Logan: What kind of changes or suggestions would a publisher typically have when reviewing a finished sketch?
Clyde Caldwell: Truth to tell, most of the time they don't make any changes. They just approve a sketch and I do the painting. However, every now and again they'll make minor changes to a sketch...and then every once in a while they'll want major changes. That's pretty rare though.
For the painting, There Will Be Dragons, I did a couple of sketches and submitted them. Jim Baen wrote back and accepted a sketch, but he said the distributor wanted a science fiction element on the cover (which was basically a fantasy painting)...and would I add a tiny spaceship in the background? I reluctantly added the spaceship, though there were no spaceships in the book!
Logan: Do you ever try and get direct author input on a piece? Is the author's vision something you take into account at all when you're working on a painting?
Clyde Caldwell: I certainly try to keep the author's vision in mind when I'm coming up with ideas. I like to try to find things in the manuscript that I'd like to paint and then bring them to life. And I always like to read the full manuscript, if available, to get a feel for the book.
In the past I've noticed that publishers usually don't like for authors and artists to get together and exchange ideas. I think the concept is that authors are too close to the material and aren't necessarily terribly visual and might not make the best choice for a cover. I do talk to authors at times though...especially when I don't have enough information to come up with good cover ideas. Most of the time they're very easy to work with and helpful.

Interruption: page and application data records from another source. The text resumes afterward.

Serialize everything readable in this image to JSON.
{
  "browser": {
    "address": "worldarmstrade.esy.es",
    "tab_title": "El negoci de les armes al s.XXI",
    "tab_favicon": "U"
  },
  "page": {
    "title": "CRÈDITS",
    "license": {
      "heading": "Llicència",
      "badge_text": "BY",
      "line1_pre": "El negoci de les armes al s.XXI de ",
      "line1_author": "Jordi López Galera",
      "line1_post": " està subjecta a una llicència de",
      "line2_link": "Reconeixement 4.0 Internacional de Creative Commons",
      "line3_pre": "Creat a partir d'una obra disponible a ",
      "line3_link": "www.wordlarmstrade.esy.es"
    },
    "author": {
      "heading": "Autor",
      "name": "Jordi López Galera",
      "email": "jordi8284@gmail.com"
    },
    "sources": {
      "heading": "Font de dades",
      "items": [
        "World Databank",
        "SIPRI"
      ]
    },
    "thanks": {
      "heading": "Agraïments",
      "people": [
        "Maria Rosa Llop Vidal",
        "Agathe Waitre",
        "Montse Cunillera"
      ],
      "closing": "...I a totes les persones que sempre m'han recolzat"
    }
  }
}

I'm working on a cover for a book by Wm. Mark Simmons right now. I only had a partial manuscript to work from, so contacted Mark with some questions. He's been very helpful in providing information and throwing out ideas for discussion.
Every now and then a big author might make suggestions (or demands) as to what he or she wants on the cover of their book. Sometimes they're good ideas...sometimes not. In those cases I just do the best I can with the ideas I have to work with.
An author just came up to me at DragonCon and introduced herself by saying, "I want to thank you. You made me a lot of money." She thought that my cover had sold the book, and the book sold very well. Illustrators love to hear that!